Revenues dropped 5.4% to £432.9 million, but the group saw combined online sales grow 5% across womenswear and menswear.
It said online now accounts for 84% of its business, up from 80% in the previous financial year.
Chief executive Steve Johnson said: “We announced our new strategy in May to return N Brown to sustainable profit growth and we have made good progress over the first half of the year.
“The retail environment remains heavily promotional, but we are concentrating on continuing to improve our customer proposition and ensuring we operate as efficiently as possible.”
On an underlying basis, pre-tax profits lifted 4% to £31.8 million.
The figures come after N Brown revealed last month that it was setting aside more to cover the cost of payment protection insurance (PPI) mis-selling compensation after seeing related inquiries surge tenfold in the run-up to the claims deadline.
It confirmed in its half-year figures that it is putting by an extra £25 million – having already paid out £108 million for PPI so far.
N Brown, which is based in Manchester, has been shifting to online sales, last year axing 20 shops while also retrenching overseas to focus on the UK.
Revenues are still being weighed down by the store closure programme and overseas exit, but the group is putting faith in the rise of online sales to begin offsetting this.
It saw financial services revenue growth slow to 2.9% in the half year after it took the decision in the second quarter to limit credit increases and tighten affordability checks.
Caroline Gulliver, retail analyst at Jefferies, said: “The sales drag should continue, but there are some encouraging signs to watch.”
The figures mark a turnaround after a tough 2018 for N Brown, which lost a long-running dispute with the taxman and saw the abrupt departure of former chief executive Angela Spindler.

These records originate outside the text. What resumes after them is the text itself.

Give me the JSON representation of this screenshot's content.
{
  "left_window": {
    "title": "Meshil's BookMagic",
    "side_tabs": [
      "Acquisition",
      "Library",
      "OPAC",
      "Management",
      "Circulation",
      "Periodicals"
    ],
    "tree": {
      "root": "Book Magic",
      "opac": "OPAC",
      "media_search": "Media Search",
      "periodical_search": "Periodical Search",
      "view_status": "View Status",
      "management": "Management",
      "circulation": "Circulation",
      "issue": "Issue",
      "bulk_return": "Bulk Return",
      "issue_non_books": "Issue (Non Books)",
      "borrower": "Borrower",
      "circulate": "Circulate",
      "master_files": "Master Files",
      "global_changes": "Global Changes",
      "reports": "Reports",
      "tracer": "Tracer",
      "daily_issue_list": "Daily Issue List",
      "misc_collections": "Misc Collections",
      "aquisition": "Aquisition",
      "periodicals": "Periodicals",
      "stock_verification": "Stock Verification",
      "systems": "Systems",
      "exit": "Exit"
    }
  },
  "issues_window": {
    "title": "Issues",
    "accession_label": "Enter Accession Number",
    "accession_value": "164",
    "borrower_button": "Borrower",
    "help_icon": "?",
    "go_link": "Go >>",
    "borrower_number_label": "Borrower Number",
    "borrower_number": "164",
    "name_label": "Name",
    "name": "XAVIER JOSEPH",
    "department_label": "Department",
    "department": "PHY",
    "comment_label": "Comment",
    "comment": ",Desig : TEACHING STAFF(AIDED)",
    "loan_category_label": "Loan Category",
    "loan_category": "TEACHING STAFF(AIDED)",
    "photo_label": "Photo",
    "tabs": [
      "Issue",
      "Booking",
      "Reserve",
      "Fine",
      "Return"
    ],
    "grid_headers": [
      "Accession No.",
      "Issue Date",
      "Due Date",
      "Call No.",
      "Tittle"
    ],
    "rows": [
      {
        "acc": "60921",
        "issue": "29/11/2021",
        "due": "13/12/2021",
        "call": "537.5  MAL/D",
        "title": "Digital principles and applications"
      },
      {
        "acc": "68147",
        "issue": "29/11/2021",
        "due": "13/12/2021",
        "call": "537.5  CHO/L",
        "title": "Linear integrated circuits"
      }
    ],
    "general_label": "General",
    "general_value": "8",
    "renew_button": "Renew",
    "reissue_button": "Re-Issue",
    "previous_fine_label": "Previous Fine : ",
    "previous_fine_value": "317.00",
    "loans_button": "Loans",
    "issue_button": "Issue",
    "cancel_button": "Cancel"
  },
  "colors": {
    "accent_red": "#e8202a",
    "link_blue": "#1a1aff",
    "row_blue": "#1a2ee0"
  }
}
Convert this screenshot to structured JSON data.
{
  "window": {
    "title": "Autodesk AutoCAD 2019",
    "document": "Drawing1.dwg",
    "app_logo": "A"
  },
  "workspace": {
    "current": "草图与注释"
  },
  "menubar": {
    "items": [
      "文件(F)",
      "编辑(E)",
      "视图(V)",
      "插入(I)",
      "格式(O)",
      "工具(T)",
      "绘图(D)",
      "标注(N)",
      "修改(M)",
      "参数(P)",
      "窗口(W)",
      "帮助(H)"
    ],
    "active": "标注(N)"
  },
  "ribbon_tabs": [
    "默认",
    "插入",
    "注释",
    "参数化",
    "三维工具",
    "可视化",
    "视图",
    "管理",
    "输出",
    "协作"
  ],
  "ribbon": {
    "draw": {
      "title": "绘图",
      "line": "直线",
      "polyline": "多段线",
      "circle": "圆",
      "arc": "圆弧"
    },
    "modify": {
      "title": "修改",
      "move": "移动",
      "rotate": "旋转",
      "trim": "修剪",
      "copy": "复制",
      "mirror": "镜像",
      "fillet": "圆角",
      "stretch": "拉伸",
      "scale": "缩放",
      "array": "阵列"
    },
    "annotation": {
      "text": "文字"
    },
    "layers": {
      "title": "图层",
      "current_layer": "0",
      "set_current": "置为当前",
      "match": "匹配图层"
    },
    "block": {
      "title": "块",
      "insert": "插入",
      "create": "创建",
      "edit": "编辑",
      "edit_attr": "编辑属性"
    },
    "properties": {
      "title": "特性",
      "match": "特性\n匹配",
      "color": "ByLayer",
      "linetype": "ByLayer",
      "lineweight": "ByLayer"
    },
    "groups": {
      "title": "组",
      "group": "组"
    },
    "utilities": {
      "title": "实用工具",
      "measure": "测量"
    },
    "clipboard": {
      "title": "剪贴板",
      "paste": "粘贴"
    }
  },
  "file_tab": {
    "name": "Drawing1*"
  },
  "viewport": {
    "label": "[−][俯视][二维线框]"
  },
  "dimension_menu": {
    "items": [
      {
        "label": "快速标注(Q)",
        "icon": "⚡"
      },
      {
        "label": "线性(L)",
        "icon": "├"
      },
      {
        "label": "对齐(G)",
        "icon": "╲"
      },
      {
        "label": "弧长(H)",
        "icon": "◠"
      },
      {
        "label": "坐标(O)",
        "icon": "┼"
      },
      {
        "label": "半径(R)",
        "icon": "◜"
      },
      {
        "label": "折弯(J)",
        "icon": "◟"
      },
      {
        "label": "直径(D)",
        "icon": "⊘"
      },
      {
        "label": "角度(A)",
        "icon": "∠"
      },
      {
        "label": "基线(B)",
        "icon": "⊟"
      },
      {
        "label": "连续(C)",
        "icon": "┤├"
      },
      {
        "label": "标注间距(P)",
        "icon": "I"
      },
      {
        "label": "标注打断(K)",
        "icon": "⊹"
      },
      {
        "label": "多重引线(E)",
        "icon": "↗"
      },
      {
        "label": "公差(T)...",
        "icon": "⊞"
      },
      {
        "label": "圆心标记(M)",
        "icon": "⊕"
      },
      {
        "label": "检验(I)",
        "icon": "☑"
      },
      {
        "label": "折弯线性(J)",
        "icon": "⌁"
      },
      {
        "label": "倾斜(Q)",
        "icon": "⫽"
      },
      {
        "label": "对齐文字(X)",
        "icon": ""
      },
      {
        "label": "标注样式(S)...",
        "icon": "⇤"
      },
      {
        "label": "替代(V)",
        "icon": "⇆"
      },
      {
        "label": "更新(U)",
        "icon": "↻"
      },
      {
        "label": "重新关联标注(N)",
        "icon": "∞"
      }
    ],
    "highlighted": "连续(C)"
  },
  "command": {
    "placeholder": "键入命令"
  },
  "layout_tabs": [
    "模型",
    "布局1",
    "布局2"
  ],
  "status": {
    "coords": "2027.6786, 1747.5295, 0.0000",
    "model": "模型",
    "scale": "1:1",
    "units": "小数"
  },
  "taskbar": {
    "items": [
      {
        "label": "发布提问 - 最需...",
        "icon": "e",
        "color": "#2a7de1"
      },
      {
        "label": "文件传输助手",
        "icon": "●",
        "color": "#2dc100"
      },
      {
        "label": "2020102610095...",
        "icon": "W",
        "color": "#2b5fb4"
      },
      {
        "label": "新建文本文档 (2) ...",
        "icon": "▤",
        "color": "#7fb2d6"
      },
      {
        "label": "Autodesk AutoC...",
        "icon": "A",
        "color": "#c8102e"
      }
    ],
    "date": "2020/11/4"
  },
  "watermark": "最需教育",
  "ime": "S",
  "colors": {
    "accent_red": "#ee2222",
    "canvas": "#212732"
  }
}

The VAT ruling in November will mean marketing costs are now likely to be between £6 million and £9 million higher from 2020 due to irrecoverable tax.